▶ _TASK_: Each line of the listing that contains the word "card" is to be copied.

▶ _SOURCE MATERIAL_:
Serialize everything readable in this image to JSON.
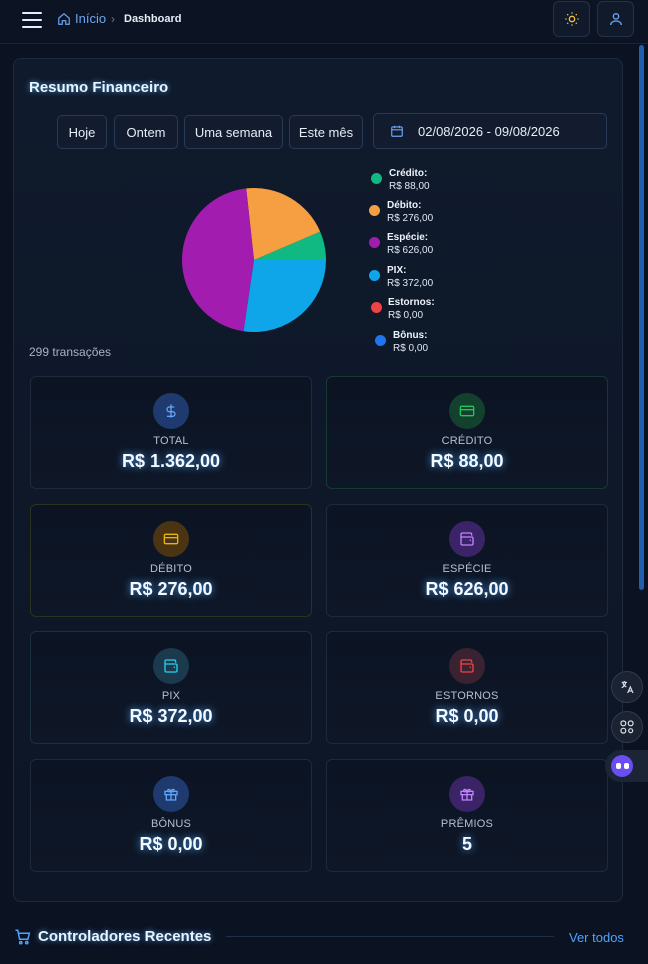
{
  "header": {
    "breadcrumb_home": "Início",
    "breadcrumb_current": "Dashboard"
  },
  "summary": {
    "title": "Resumo Financeiro",
    "filters": [
      "Hoje",
      "Ontem",
      "Uma semana",
      "Este mês"
    ],
    "date_range": "02/08/2026 - 09/08/2026",
    "transactions": "299 transações"
  },
  "chart_data": {
    "type": "pie",
    "labels": [
      "Crédito",
      "Débito",
      "Espécie",
      "PIX",
      "Estornos",
      "Bônus"
    ],
    "values": [
      88.0,
      276.0,
      626.0,
      372.0,
      0.0,
      0.0
    ],
    "colors": [
      "#10b981",
      "#f59e42",
      "#a21caf",
      "#0ea5e9",
      "#ef4444",
      "#1d75f0"
    ],
    "legend_labels": [
      "Crédito:",
      "Débito:",
      "Espécie:",
      "PIX:",
      "Estornos:",
      "Bônus:"
    ],
    "legend_values": [
      "R$ 88,00",
      "R$ 276,00",
      "R$ 626,00",
      "R$ 372,00",
      "R$ 0,00",
      "R$ 0,00"
    ],
    "legend_position": "right"
  },
  "stats": [
    {
      "label": "TOTAL",
      "value": "R$ 1.362,00",
      "icon": "dollar-icon",
      "color": "#60a5fa"
    },
    {
      "label": "CRÉDITO",
      "value": "R$ 88,00",
      "icon": "credit-card-icon",
      "color": "#22c55e"
    },
    {
      "label": "DÉBITO",
      "value": "R$ 276,00",
      "icon": "debit-card-icon",
      "color": "#eab308"
    },
    {
      "label": "ESPÉCIE",
      "value": "R$ 626,00",
      "icon": "wallet-icon",
      "color": "#c084fc"
    },
    {
      "label": "PIX",
      "value": "R$ 372,00",
      "icon": "wallet-icon",
      "color": "#22d3ee"
    },
    {
      "label": "ESTORNOS",
      "value": "R$ 0,00",
      "icon": "wallet-icon",
      "color": "#ef4444"
    },
    {
      "label": "BÔNUS",
      "value": "R$ 0,00",
      "icon": "gift-icon",
      "color": "#60a5fa"
    },
    {
      "label": "PRÊMIOS",
      "value": "5",
      "icon": "gift-icon",
      "color": "#c084fc"
    }
  ],
  "recent": {
    "title": "Controladores Recentes",
    "see_all": "Ver todos"
  }
}
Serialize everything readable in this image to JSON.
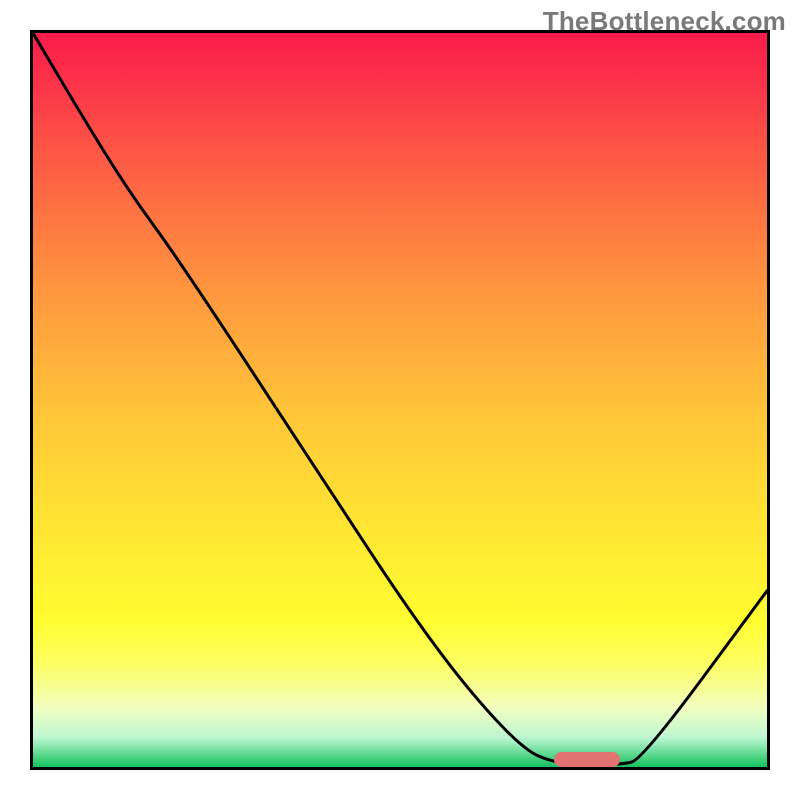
{
  "watermark": "TheBottleneck.com",
  "chart_data": {
    "type": "line",
    "title": "",
    "xlabel": "",
    "ylabel": "",
    "xlim": [
      0,
      100
    ],
    "ylim": [
      0,
      100
    ],
    "gradient_stops": [
      {
        "pct": 0,
        "color": "#fb1b4b"
      },
      {
        "pct": 7,
        "color": "#fc3449"
      },
      {
        "pct": 15,
        "color": "#fd5246"
      },
      {
        "pct": 25,
        "color": "#fe7542"
      },
      {
        "pct": 35,
        "color": "#fe963f"
      },
      {
        "pct": 45,
        "color": "#ffb23b"
      },
      {
        "pct": 53,
        "color": "#ffc838"
      },
      {
        "pct": 62,
        "color": "#ffdb35"
      },
      {
        "pct": 72,
        "color": "#ffee32"
      },
      {
        "pct": 80,
        "color": "#fffd30"
      },
      {
        "pct": 86,
        "color": "#fdfe62"
      },
      {
        "pct": 92,
        "color": "#f1fec0"
      },
      {
        "pct": 96,
        "color": "#bdf7d2"
      },
      {
        "pct": 99,
        "color": "#3ecf7a"
      },
      {
        "pct": 100,
        "color": "#14c35f"
      }
    ],
    "series": [
      {
        "name": "curve",
        "points": [
          {
            "x": 0.0,
            "y": 100.0
          },
          {
            "x": 6.5,
            "y": 89.0
          },
          {
            "x": 13.0,
            "y": 78.5
          },
          {
            "x": 20.0,
            "y": 68.9
          },
          {
            "x": 37.0,
            "y": 43.0
          },
          {
            "x": 54.0,
            "y": 17.0
          },
          {
            "x": 66.0,
            "y": 2.8
          },
          {
            "x": 71.5,
            "y": 0.3
          },
          {
            "x": 80.0,
            "y": 0.3
          },
          {
            "x": 83.0,
            "y": 1.0
          },
          {
            "x": 100.0,
            "y": 24.0
          }
        ]
      }
    ],
    "marker": {
      "x_start": 71.0,
      "x_end": 80.0,
      "y": 1.1
    }
  }
}
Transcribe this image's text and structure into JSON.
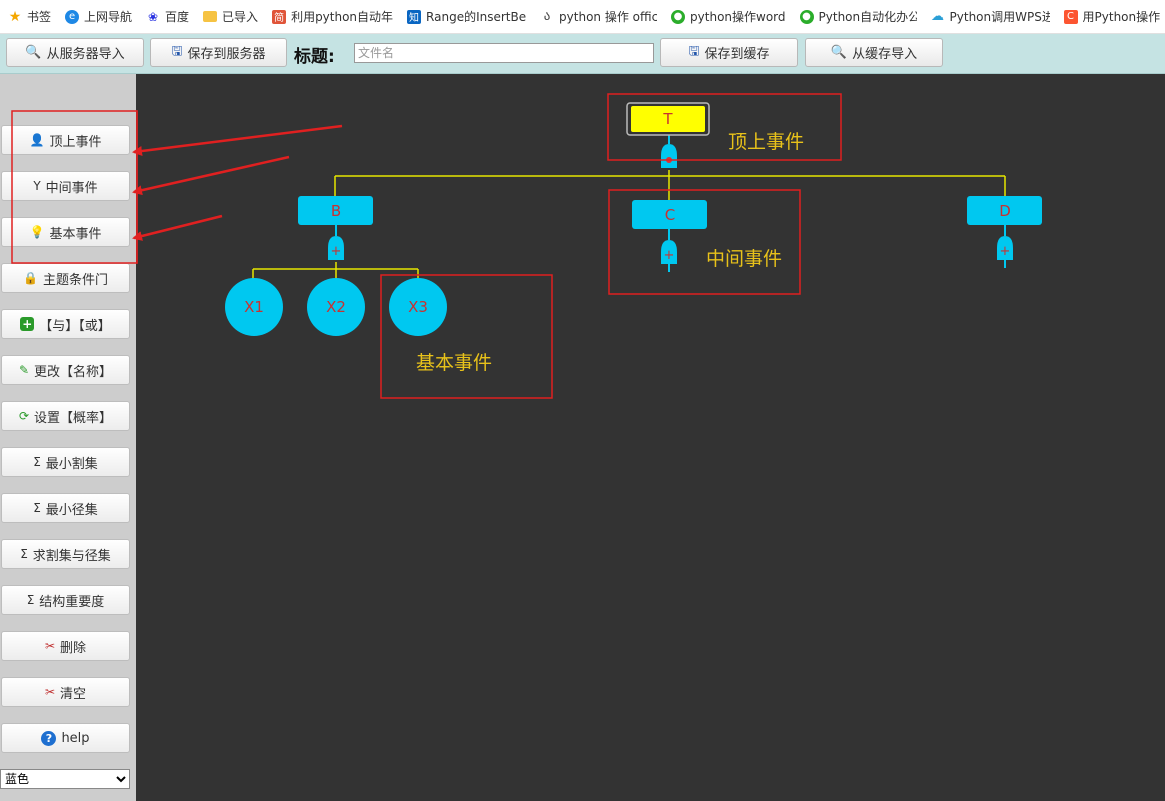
{
  "bookmarks": [
    {
      "label": "书签",
      "icon": "star-icon",
      "color": "#f4a700"
    },
    {
      "label": "上网导航",
      "icon": "browser-e-icon",
      "color": "#1e88e5"
    },
    {
      "label": "百度",
      "icon": "baidu-paw-icon",
      "color": "#2932e1"
    },
    {
      "label": "已导入",
      "icon": "folder-icon",
      "color": "#f6c343"
    },
    {
      "label": "利用python自动年",
      "icon": "jian-icon",
      "color": "#e0553a"
    },
    {
      "label": "Range的InsertBe",
      "icon": "zhihu-icon",
      "color": "#0a66c2"
    },
    {
      "label": "python 操作 offic",
      "icon": "script-icon",
      "color": "#444444"
    },
    {
      "label": "python操作word",
      "icon": "wechat-icon",
      "color": "#2bad2b"
    },
    {
      "label": "Python自动化办公",
      "icon": "wechat-icon",
      "color": "#2bad2b"
    },
    {
      "label": "Python调用WPS进",
      "icon": "cloud-icon",
      "color": "#2a9fd6"
    },
    {
      "label": "用Python操作",
      "icon": "csdn-icon",
      "color": "#fc5531"
    }
  ],
  "toolbar": {
    "import_server": "从服务器导入",
    "save_server": "保存到服务器",
    "title_label": "标题:",
    "filename_placeholder": "文件名",
    "filename_value": "",
    "save_cache": "保存到缓存",
    "import_cache": "从缓存导入"
  },
  "sidebar": {
    "buttons": [
      {
        "label": "顶上事件",
        "icon": "user-icon"
      },
      {
        "label": "中间事件",
        "icon": "branch-icon"
      },
      {
        "label": "基本事件",
        "icon": "bulb-icon"
      },
      {
        "label": "主题条件门",
        "icon": "lock-icon"
      },
      {
        "label": "【与】【或】",
        "icon": "plus-icon"
      },
      {
        "label": "更改【名称】",
        "icon": "pencil-icon"
      },
      {
        "label": "设置【概率】",
        "icon": "refresh-icon"
      },
      {
        "label": "最小割集",
        "icon": "sigma-icon"
      },
      {
        "label": "最小径集",
        "icon": "sigma-icon"
      },
      {
        "label": "求割集与径集",
        "icon": "sigma-icon"
      },
      {
        "label": "结构重要度",
        "icon": "sigma-icon"
      },
      {
        "label": "删除",
        "icon": "scissors-icon"
      },
      {
        "label": "清空",
        "icon": "scissors-icon"
      },
      {
        "label": "help",
        "icon": "help-icon"
      }
    ],
    "theme_select": "蓝色"
  },
  "tree": {
    "top_event": "T",
    "intermediate_events": [
      "B",
      "C",
      "D"
    ],
    "basic_events": [
      "X1",
      "X2",
      "X3"
    ],
    "gate_symbol": "+",
    "annotations": {
      "top": "顶上事件",
      "intermediate": "中间事件",
      "basic": "基本事件"
    }
  },
  "colors": {
    "canvas_bg": "#333333",
    "node_fill": "#00c8f0",
    "node_text": "#c83232",
    "top_fill": "#ffff00",
    "connector": "#e6e600",
    "annotation_box": "#e02020",
    "annotation_text": "#e8c21a"
  }
}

▶ _WRITTEN ANSWER_:
      "icon": "credit-card-icon",
      "icon": "debit-card-icon",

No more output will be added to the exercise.